> _Page and application data records_
* * *
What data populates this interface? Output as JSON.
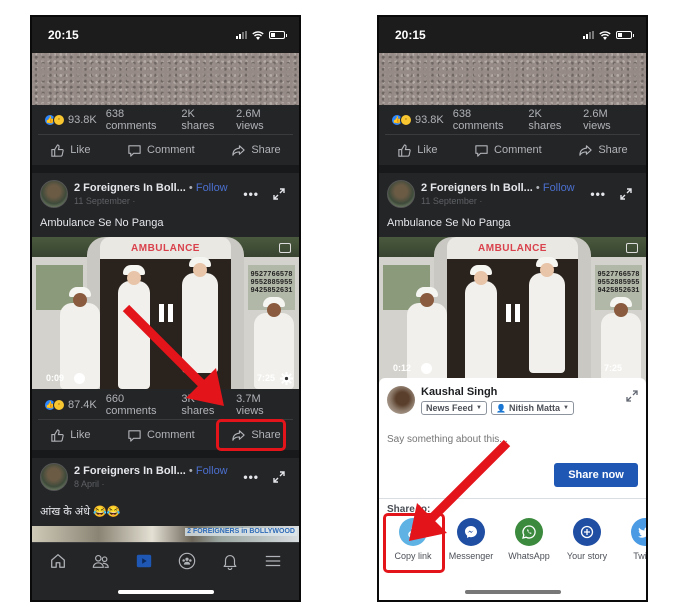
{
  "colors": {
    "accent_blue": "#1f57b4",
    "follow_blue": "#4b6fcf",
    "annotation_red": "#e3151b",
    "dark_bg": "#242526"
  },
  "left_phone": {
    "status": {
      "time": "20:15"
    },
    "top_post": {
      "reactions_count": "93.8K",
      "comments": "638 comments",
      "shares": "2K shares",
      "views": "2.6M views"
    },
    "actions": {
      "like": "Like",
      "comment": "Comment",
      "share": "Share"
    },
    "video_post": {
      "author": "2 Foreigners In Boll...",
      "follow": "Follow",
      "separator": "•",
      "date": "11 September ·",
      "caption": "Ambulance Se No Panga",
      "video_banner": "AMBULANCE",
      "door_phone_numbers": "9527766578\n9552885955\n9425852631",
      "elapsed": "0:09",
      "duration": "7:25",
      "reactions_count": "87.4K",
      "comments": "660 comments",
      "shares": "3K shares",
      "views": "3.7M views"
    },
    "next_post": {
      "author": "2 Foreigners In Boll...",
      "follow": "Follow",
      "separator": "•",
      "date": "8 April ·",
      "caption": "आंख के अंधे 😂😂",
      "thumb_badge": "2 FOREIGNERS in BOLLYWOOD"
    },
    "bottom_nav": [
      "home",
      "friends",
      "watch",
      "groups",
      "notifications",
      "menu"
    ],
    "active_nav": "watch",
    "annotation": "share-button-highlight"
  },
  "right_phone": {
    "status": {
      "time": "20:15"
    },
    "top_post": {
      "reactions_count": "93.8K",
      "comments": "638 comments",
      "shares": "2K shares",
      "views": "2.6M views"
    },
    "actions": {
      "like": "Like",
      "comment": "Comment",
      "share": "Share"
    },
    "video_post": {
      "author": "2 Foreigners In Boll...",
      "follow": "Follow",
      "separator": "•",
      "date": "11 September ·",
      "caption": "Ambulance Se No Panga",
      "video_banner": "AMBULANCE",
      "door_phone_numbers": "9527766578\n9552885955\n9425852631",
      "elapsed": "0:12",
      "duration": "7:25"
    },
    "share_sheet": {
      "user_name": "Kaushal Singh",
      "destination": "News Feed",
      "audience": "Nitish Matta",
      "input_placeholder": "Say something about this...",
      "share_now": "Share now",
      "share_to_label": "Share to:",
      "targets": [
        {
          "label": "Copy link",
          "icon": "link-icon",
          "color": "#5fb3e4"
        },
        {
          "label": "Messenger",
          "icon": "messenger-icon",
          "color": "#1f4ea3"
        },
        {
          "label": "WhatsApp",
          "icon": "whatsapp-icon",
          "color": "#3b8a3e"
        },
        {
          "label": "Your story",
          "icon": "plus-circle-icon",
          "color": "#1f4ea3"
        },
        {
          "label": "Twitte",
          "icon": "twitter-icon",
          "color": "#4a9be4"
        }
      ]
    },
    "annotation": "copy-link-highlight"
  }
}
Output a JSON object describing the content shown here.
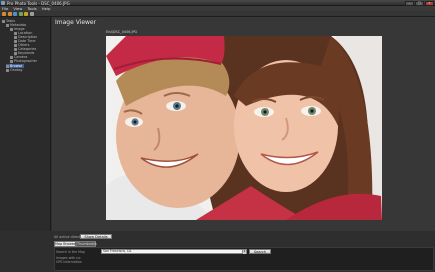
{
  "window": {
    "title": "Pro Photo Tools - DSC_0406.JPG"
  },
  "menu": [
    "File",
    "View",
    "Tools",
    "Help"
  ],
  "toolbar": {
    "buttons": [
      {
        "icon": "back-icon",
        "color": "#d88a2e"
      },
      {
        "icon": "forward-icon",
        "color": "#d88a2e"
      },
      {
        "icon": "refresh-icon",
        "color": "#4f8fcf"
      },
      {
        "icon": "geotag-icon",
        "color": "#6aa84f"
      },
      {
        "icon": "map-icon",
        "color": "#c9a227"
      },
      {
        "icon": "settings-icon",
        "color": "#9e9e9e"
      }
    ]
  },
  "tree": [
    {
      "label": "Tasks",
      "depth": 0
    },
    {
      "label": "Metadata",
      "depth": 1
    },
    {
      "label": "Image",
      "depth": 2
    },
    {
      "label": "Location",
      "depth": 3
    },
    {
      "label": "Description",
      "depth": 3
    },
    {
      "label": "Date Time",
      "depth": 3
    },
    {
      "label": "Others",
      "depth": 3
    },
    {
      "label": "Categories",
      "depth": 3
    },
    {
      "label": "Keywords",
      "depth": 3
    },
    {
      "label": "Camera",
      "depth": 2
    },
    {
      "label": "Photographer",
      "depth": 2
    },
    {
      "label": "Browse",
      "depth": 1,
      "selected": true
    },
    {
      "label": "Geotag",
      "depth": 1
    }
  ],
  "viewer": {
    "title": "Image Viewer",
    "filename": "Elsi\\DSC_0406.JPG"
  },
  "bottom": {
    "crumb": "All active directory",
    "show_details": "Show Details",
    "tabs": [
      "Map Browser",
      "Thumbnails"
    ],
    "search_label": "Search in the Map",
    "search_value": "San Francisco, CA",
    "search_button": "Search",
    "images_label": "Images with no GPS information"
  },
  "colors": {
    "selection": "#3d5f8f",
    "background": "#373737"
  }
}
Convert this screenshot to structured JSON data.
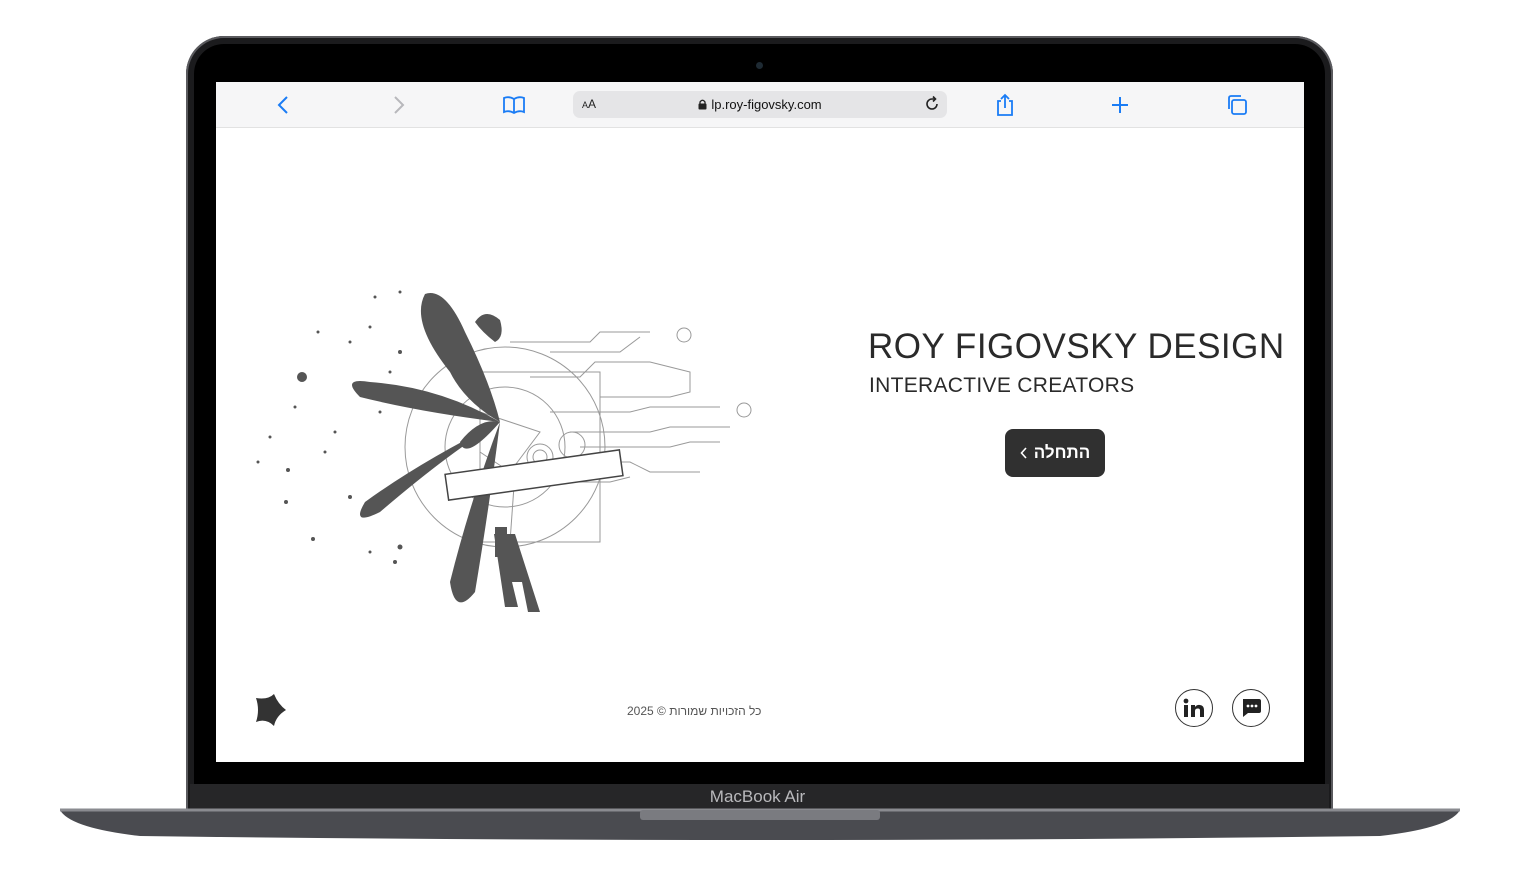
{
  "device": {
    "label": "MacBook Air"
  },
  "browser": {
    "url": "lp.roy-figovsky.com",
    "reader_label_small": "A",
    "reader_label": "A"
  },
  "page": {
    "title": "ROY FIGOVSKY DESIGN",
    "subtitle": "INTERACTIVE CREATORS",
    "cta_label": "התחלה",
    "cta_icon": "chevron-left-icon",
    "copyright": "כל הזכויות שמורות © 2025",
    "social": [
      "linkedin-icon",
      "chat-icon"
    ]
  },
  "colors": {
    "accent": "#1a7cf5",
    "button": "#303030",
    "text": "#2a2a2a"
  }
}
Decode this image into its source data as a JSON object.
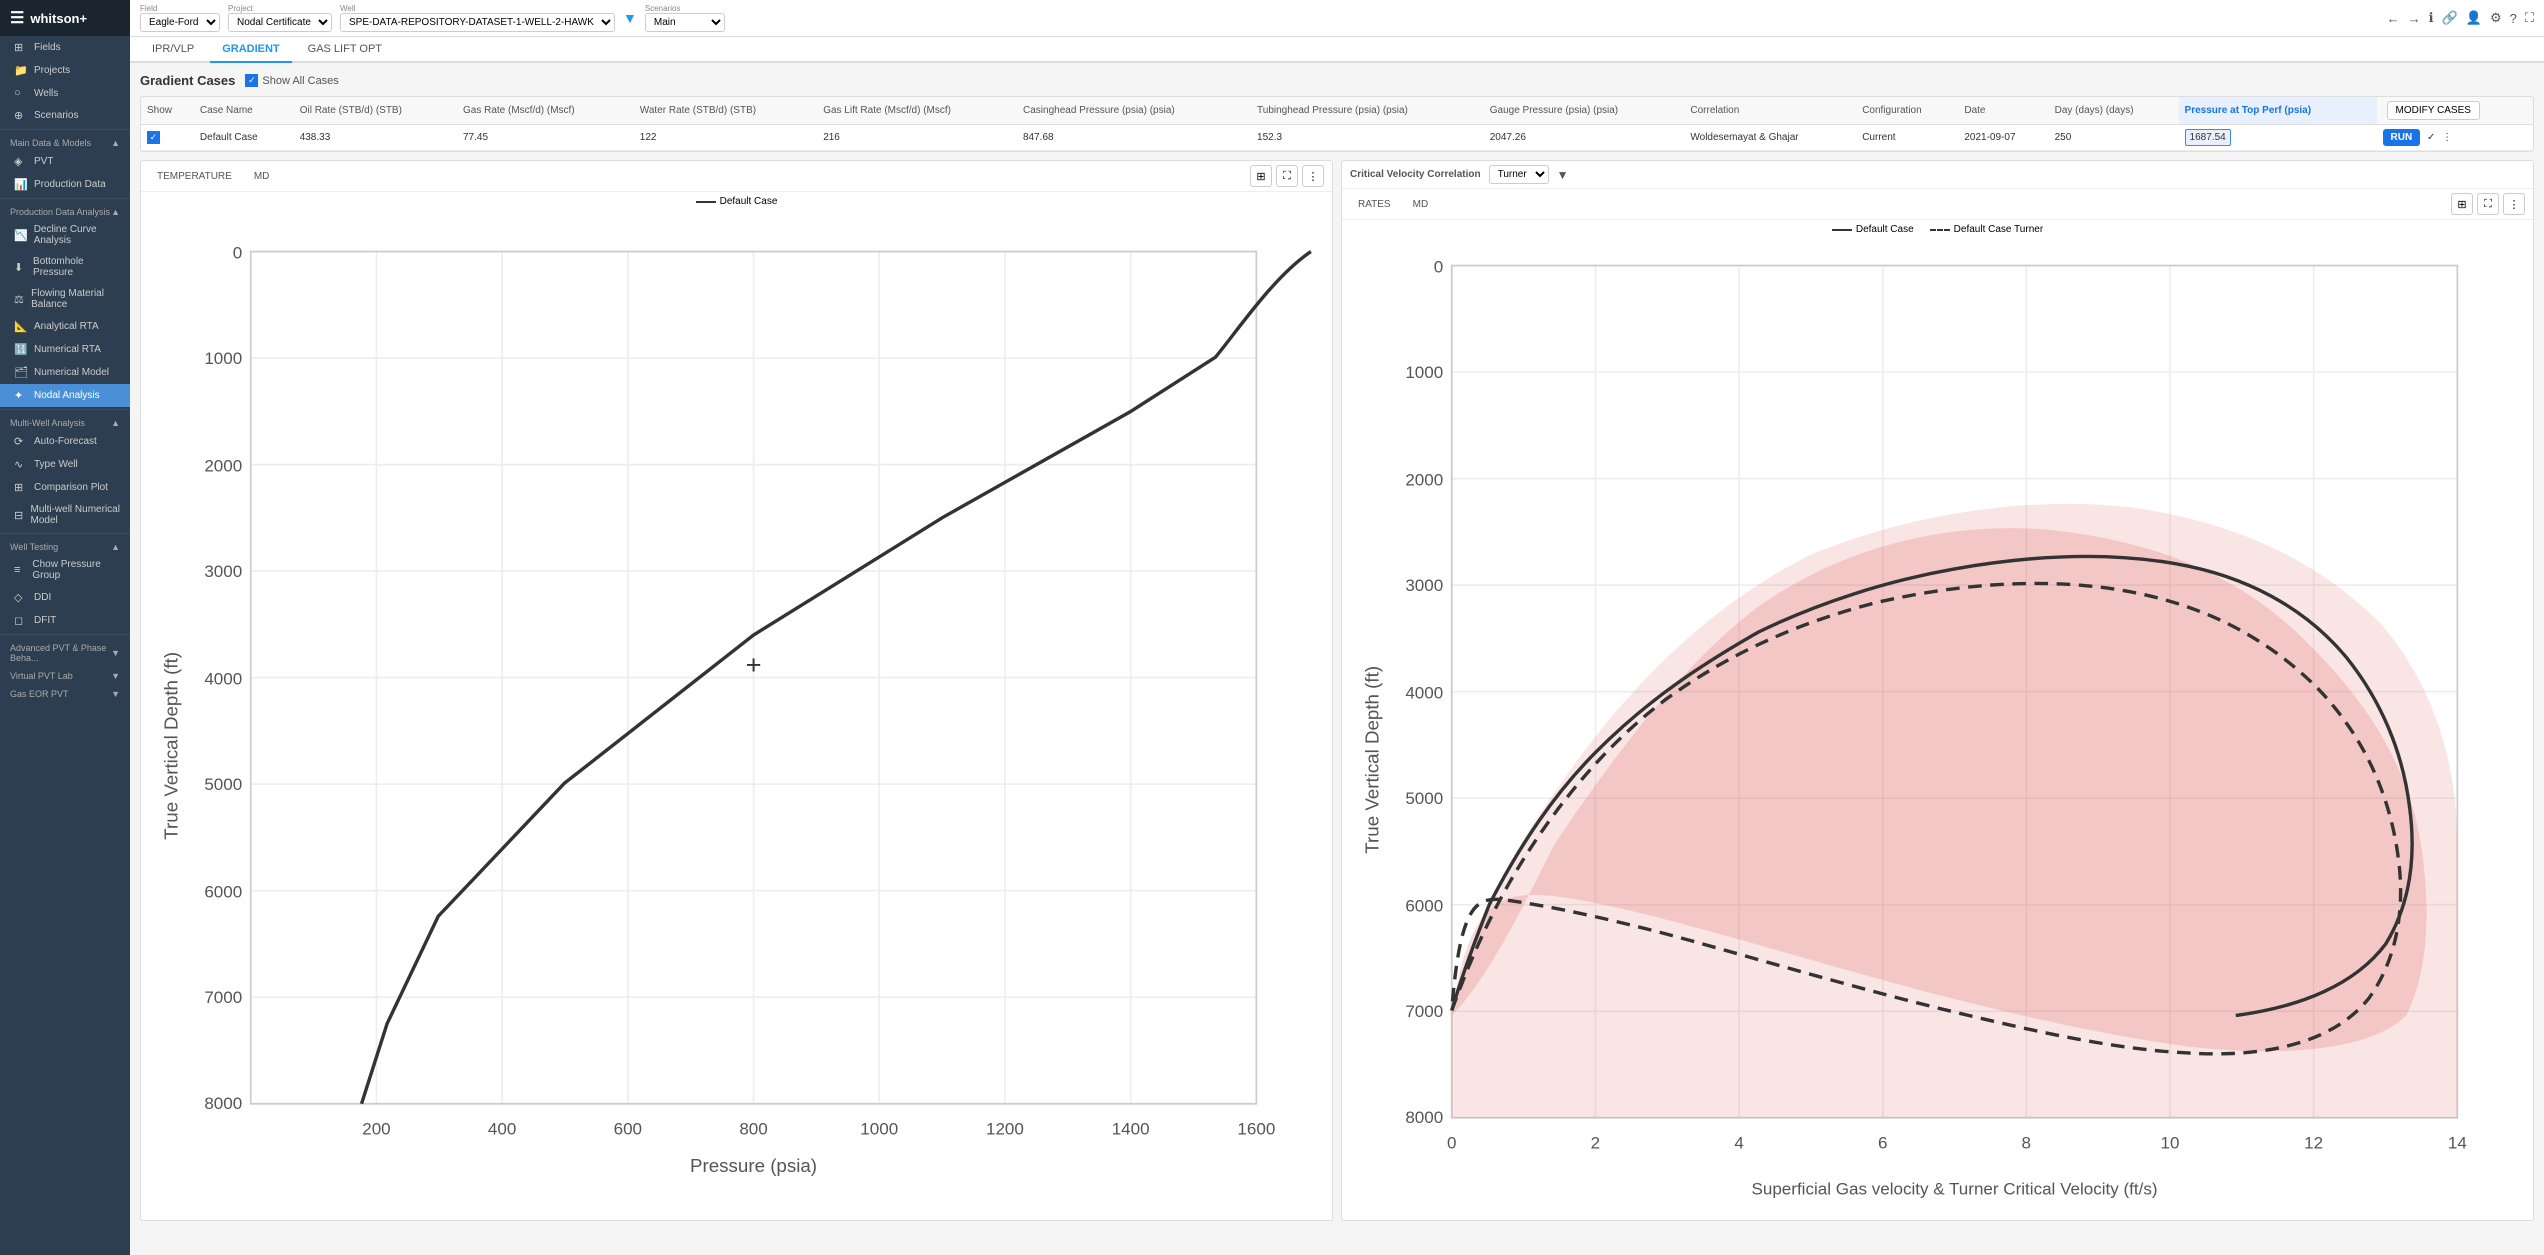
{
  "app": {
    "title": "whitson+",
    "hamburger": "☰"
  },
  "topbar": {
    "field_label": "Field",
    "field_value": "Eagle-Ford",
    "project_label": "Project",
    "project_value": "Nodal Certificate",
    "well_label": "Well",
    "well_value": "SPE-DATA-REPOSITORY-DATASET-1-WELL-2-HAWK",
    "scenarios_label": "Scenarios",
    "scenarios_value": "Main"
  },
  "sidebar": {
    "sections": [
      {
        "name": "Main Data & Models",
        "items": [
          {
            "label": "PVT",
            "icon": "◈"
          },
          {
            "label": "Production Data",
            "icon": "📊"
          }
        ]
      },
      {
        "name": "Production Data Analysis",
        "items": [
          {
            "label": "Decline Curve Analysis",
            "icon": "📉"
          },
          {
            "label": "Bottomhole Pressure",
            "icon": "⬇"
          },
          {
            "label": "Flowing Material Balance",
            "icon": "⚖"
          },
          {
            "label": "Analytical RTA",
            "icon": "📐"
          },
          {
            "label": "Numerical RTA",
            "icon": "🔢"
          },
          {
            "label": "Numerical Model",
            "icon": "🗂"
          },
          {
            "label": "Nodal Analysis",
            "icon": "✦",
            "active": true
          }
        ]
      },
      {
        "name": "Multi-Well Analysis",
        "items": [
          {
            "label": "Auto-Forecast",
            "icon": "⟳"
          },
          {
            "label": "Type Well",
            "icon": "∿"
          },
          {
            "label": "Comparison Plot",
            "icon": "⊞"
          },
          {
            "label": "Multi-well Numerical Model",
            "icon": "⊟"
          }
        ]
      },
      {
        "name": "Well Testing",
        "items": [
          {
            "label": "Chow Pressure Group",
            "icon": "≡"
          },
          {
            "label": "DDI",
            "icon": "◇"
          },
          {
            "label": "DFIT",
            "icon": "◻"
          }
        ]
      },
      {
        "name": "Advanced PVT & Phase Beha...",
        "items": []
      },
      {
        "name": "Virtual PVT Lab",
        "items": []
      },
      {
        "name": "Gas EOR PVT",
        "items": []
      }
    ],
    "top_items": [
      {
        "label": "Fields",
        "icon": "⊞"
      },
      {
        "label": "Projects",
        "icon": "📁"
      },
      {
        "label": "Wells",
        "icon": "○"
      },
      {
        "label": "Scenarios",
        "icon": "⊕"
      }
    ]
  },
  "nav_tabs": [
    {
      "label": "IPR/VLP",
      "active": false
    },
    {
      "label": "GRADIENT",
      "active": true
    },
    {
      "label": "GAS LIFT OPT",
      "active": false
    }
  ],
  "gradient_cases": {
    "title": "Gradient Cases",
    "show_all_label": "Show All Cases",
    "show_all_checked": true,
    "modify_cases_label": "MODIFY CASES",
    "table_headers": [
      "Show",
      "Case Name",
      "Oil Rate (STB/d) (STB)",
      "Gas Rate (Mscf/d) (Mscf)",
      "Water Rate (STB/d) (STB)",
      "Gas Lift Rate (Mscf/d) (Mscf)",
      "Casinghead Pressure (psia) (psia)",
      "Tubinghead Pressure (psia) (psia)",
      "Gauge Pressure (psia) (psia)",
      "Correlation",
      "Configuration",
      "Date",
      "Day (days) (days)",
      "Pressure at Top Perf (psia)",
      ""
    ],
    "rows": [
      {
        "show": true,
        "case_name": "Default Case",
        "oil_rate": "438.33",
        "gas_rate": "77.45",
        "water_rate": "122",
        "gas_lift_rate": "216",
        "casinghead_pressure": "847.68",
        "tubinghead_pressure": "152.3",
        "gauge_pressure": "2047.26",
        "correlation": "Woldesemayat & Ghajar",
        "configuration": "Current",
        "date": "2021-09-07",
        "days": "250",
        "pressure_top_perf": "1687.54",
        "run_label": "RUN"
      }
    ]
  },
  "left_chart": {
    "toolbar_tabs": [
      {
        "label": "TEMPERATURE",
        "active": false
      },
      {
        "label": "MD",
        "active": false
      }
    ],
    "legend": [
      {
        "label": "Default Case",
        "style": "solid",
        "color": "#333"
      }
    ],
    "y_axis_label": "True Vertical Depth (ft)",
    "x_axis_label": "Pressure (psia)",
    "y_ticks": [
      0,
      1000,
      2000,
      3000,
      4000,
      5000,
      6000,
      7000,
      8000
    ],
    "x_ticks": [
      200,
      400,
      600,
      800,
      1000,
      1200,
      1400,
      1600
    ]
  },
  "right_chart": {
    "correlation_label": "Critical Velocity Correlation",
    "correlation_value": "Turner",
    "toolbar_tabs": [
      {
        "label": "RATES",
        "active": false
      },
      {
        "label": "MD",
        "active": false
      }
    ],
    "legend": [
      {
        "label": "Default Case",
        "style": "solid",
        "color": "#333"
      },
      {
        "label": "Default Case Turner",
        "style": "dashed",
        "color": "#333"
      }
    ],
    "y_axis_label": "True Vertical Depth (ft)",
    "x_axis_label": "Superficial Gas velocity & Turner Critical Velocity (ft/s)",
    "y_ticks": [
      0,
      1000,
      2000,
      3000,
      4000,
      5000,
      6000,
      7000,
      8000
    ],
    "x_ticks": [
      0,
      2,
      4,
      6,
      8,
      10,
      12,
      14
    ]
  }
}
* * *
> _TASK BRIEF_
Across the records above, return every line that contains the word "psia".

> _RESPONSE TO THE EXERCISE_
      "Casinghead Pressure (psia) (psia)",
      "Tubinghead Pressure (psia) (psia)",
      "Gauge Pressure (psia) (psia)",
      "Pressure at Top Perf (psia)",
    "x_axis_label": "Pressure (psia)",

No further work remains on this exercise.